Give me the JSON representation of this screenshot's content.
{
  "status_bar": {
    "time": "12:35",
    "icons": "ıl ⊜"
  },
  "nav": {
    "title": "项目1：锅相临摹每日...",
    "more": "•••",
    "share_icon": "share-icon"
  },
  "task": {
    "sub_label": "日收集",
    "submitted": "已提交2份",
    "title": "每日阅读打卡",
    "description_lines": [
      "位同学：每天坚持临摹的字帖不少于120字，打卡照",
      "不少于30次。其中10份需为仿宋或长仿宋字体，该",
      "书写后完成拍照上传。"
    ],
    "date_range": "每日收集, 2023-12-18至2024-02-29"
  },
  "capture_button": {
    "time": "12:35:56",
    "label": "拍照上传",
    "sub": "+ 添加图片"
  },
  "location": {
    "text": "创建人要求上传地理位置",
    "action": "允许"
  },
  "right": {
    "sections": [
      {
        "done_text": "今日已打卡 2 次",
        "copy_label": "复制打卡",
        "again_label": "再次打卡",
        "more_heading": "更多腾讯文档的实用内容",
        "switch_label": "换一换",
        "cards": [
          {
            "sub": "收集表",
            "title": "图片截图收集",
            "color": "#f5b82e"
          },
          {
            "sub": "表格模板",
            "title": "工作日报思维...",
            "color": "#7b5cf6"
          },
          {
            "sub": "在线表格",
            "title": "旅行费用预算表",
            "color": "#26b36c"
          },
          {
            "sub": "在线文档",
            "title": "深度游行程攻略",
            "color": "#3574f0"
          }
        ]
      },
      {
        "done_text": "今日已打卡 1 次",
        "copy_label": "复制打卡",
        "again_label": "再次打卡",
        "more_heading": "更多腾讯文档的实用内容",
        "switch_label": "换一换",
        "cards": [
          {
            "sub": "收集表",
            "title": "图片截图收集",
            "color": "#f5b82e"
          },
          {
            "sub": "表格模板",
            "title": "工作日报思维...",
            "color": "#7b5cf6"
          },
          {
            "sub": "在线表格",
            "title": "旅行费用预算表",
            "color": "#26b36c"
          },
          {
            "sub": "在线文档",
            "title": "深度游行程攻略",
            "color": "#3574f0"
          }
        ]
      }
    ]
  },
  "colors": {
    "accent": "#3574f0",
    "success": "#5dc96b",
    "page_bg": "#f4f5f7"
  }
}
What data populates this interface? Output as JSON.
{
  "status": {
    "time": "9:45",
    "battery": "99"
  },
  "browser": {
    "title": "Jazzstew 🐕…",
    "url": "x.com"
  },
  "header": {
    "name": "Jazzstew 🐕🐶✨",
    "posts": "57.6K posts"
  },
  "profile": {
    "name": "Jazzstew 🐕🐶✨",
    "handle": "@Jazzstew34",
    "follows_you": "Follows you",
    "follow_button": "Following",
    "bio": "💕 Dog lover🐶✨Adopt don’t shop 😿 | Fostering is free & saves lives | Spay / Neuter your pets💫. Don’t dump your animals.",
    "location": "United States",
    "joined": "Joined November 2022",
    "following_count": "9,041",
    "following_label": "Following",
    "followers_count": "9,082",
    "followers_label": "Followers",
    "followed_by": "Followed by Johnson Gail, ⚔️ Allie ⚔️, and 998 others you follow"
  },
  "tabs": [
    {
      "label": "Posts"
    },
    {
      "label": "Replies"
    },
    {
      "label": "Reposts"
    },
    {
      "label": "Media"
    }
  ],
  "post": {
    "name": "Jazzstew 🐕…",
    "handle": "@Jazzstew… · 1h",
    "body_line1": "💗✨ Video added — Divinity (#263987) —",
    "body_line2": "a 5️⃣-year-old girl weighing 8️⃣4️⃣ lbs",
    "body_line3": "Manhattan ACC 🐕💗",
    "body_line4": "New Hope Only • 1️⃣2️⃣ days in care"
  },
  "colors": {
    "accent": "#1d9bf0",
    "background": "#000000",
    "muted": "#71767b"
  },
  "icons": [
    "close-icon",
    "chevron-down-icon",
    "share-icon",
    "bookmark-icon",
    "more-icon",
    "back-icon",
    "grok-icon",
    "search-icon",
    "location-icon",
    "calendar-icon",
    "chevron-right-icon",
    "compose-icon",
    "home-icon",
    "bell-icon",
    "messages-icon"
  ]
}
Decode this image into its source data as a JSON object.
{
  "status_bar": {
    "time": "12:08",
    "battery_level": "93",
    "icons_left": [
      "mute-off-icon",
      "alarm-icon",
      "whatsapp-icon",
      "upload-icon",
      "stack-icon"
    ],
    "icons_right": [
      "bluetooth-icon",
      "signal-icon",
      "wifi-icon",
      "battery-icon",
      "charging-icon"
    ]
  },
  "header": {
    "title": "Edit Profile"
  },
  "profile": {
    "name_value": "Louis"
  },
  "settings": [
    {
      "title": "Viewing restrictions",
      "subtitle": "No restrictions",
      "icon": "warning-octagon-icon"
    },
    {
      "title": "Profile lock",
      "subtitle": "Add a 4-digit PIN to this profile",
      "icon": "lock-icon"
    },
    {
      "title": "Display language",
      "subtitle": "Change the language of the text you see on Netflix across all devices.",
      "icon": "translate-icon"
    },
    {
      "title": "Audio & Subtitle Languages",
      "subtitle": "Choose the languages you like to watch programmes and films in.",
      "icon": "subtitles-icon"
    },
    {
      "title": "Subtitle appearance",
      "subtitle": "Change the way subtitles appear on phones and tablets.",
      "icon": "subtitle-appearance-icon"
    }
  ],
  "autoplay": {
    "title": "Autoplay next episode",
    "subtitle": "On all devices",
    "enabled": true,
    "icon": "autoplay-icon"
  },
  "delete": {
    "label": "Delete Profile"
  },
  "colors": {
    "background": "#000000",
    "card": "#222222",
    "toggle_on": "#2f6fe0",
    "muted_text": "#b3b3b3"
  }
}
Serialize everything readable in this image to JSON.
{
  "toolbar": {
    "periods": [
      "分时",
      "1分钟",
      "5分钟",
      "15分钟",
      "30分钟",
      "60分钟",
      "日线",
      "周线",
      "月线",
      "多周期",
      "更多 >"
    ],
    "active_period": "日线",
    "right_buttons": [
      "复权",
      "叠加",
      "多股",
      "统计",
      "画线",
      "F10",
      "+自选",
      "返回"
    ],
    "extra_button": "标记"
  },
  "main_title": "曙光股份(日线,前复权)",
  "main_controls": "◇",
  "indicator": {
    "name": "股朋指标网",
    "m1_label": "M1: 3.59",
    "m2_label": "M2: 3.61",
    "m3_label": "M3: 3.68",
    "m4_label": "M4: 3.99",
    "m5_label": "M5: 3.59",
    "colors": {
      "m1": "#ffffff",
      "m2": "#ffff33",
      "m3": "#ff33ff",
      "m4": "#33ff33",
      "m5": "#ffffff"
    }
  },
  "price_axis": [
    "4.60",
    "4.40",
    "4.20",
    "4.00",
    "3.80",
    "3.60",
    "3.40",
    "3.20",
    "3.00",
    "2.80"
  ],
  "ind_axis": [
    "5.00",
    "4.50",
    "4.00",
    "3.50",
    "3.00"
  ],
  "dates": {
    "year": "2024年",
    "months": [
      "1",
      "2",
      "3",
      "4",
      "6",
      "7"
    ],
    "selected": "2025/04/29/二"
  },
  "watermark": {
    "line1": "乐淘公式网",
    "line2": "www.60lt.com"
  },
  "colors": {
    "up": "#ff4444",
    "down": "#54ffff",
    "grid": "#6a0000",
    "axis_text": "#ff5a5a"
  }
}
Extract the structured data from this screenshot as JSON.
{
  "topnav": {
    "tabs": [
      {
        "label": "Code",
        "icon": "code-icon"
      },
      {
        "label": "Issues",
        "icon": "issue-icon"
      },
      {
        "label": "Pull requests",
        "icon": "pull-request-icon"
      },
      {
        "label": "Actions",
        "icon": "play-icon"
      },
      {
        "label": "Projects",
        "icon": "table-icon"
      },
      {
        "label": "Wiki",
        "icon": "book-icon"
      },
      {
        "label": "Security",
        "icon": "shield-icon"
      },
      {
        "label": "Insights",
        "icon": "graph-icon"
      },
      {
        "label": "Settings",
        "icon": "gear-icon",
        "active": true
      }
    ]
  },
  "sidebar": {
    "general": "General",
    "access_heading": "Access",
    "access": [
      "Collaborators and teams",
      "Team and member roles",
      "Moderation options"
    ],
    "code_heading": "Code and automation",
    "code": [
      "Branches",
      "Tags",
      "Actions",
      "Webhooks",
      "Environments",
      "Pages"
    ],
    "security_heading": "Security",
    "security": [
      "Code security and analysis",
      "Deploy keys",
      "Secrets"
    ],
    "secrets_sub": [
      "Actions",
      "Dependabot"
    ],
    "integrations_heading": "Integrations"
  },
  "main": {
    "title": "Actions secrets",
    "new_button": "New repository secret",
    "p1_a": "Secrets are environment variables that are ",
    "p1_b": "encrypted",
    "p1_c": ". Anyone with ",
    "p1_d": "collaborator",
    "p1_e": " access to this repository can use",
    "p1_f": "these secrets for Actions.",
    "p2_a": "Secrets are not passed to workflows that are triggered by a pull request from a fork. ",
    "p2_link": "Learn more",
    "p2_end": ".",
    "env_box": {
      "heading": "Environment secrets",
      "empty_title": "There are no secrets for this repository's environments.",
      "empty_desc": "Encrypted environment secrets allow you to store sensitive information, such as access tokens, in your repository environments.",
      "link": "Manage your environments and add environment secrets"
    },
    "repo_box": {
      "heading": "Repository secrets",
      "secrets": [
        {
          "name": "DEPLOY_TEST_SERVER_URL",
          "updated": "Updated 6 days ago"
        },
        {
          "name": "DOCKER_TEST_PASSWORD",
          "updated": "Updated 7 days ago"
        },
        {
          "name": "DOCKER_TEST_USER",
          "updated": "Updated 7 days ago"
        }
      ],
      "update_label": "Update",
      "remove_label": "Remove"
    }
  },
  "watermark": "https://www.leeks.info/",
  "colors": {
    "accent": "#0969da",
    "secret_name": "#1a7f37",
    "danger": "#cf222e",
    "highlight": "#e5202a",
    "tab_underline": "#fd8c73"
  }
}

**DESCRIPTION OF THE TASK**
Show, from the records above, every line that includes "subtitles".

**REPLY**
      "icon": "subtitles-icon"
      "subtitle": "Change the way subtitles appear on phones and tablets.",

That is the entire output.